4. Be humble. Engaging in a learning process can engender pride. As Paul reminded the Corinthians, “knowledge puffs up, but love builds up” (I Cor. 8:1). Possession of the facts minus love is hugely problematic. As you process through embedded theology, you will learn new concepts and ideas. That knowledge can quickly lead to pride, or cause you to disdain a brother or sister in Christ who does not understand the information you have acquired. Learning may make you quick to attempt correction of all the things you see wrong in others or in your community of faith (please learn from my mistakes and just skip this step!). In contrast, a humble person says God is supremely patient with me, so I should be patient with my New Covenant family. A humble person knows that despite all of their study, they still have blind spots, most likely larger than the ones they see in others. As you learn, remember knowledge is not king—without love, it is woefully insufficient. Be as quick to wash feet as you are to correct the theological missteps of others.

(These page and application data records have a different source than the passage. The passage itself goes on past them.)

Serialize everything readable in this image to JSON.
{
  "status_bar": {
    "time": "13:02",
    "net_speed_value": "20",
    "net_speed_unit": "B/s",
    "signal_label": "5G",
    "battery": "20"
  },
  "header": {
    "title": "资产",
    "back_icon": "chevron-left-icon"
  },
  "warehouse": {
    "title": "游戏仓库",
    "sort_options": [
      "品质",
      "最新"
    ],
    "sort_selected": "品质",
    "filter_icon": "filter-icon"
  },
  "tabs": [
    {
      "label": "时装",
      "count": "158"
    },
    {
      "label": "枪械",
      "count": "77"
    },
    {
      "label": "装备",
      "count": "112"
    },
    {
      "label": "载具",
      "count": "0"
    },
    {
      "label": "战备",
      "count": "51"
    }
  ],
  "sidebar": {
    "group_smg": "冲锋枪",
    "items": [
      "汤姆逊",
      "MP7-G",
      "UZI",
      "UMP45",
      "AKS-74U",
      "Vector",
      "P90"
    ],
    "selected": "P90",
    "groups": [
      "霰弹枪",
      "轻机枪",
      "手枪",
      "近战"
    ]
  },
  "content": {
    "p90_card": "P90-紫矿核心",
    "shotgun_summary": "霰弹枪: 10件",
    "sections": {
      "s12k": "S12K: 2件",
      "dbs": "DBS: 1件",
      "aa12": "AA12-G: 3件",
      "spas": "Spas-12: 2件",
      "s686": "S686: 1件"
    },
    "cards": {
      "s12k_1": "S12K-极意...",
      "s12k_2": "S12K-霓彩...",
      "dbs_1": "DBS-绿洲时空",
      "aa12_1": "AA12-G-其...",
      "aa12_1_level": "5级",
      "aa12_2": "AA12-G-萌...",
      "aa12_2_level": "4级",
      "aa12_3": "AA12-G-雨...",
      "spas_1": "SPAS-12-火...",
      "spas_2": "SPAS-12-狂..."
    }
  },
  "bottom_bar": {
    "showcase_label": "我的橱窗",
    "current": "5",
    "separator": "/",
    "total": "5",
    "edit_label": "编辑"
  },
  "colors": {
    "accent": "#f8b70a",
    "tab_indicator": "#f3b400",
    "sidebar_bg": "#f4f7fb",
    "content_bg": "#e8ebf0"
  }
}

By the Spirit, Jesus is always in some way saying “you have heard it said…but I say to you…” to the Church. There are always opportunities for growth in grace both individually and collectively within the Body of Christ. When our embedded theology is challenged by the Lord himself, that is not a reason for despair. He loves us, and wants us to know him more intimately and manifest the good news more fully to the nations through our beliefs and practice. When he speaks, may we be empowered by the Spirit to listen well and follow him faithfully, humbly submitting ourselves to his good, wise leading in all things.
 Duke and Stone, How to Think Theologically, 15-17.
 Duke and Stone, How to Think Theologically, 18-21.
 Duke and Stone also define reflective theology in their writing, a process they consider to be best practice. Ideally deliberative theology moves one toward reflective theology. Since this post is not a book review (and because of space limitations in a blog post), I used only the first two terms found in their writing. However, I highly recommend their book as a good, practical introduction to thinking theologically.
 Speaking the truth in love can be direct or even angry, but that is not what is being referenced here. Unrighteous anger is scripturally sub-Christian.